After cool-down and fill in late January, the 35-ton prototype detector began its commissioning run on February 2. Liquid argon purification and recirculation started a few days later and the whole system has been running continuously since then — modulo the effects of a Fermilab-wide power outage on March 4. The prototype is outfitted with small-scale APA modules of the single-phase FD design, a field cage, cold digital electronics and waveguide-style photon detectors — all immersed in the liquid argon — and a triggerless-capable DAQ.
Alan Hahn led an effort to exercise all the hardware during both the cool-down and filling operations to look for any issues that might occur.
“Everything survived,” he said. “After pumping and filtering for about 12 hours, our first purity monitor signal showed an electron lifetime of about 80 microseconds and the first track was seen with a purity in the 100 microsecond range.

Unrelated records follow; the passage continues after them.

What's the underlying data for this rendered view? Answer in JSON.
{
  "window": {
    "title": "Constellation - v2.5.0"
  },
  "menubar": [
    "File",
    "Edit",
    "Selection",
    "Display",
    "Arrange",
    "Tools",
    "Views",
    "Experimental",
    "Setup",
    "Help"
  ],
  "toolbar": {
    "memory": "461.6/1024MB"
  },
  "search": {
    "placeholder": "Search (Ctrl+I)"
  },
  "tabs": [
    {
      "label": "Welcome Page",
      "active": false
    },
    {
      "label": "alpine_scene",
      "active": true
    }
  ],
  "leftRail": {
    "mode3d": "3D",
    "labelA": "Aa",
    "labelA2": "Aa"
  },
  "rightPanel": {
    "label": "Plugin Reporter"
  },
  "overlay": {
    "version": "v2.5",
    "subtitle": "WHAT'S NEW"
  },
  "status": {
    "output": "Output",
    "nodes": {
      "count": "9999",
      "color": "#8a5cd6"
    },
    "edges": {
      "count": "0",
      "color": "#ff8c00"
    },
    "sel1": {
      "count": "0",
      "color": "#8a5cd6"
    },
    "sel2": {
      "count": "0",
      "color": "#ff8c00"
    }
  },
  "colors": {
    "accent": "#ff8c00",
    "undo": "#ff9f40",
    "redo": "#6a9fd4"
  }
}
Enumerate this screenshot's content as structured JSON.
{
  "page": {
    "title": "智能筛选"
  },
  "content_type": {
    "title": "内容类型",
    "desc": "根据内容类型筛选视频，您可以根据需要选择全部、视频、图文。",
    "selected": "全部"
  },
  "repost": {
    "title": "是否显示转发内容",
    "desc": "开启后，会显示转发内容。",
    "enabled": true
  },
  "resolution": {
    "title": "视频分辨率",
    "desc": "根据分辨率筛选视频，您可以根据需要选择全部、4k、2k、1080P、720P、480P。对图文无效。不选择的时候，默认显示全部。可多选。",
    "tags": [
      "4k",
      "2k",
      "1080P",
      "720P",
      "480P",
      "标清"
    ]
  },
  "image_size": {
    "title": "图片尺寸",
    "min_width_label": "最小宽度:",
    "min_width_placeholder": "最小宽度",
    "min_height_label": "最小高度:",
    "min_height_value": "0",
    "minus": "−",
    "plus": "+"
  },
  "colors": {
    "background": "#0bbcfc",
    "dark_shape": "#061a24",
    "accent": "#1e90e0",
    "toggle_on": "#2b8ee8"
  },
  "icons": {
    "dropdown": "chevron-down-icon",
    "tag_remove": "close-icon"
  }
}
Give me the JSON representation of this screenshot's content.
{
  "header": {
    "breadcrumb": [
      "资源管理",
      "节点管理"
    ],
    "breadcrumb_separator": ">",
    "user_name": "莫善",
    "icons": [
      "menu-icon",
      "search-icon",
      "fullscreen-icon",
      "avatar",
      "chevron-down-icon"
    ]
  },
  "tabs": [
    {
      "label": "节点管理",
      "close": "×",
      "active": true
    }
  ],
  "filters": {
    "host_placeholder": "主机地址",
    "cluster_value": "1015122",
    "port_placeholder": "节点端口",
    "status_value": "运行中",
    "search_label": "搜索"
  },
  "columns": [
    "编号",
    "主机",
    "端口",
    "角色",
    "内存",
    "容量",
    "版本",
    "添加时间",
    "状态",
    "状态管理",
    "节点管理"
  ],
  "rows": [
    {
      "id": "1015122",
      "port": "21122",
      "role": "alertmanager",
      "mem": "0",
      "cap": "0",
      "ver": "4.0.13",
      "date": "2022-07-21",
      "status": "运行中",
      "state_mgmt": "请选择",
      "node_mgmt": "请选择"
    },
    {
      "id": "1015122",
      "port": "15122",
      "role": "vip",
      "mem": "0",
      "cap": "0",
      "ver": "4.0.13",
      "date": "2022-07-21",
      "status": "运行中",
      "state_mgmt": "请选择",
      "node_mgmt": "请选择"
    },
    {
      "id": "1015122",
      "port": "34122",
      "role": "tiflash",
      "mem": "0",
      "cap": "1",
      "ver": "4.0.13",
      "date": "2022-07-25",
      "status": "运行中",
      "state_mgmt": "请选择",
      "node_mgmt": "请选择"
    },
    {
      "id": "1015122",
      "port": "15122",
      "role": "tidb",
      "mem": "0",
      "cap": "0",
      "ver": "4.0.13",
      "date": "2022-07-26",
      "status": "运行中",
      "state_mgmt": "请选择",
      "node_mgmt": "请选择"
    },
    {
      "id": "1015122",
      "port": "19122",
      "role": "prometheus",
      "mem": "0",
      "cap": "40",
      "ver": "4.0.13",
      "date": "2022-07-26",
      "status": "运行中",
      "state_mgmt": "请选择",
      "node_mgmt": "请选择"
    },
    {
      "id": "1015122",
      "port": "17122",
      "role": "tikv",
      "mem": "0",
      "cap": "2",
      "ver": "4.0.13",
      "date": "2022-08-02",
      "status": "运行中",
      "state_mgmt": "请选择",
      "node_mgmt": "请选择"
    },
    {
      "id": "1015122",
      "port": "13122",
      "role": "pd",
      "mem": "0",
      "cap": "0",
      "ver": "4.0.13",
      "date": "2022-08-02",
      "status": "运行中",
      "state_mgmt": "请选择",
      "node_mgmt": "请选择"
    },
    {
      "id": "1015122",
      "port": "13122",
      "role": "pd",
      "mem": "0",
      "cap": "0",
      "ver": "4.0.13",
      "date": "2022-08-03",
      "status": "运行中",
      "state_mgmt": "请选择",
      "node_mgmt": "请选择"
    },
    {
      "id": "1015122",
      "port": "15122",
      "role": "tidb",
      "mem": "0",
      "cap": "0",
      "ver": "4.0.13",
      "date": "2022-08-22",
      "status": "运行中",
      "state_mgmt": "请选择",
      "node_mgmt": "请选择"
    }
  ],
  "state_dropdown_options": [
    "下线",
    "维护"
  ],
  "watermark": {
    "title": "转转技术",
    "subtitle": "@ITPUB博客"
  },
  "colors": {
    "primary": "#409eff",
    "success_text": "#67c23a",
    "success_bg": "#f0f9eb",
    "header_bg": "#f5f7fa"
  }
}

Now it is in the 2.5 to 3.5 millisecond range — this is faster than we saw during the Phase I run.”
The prototype has been collecting data 16 hours per day with the drift field ramped up to as much as 60 kV at the cathode, half the target field strength. The team can associate tracks in the event displays with hits in the external scintillation counters. However, coherent noise — the source of which is still under investigation — is severely hampering the performance. The tracks are visible qualitatively, but the signal-to-noise is very poor.
Despite the problems, team leaders Hahn and Michelle Stancari agree that it is useful to test the new field cage design at full voltage.
“We’ll take data at this cathode voltage, an intermediate voltage and full voltage,” said Stancari. “How much at each remains to be seen.”
The team is discussing plans to run a few dedicated expert studies after that.
“These studies will benefit future LArTPCs, if not the 35-ton,” said Hahn. “But testing the design was one of our goals.”
— Anne Heavey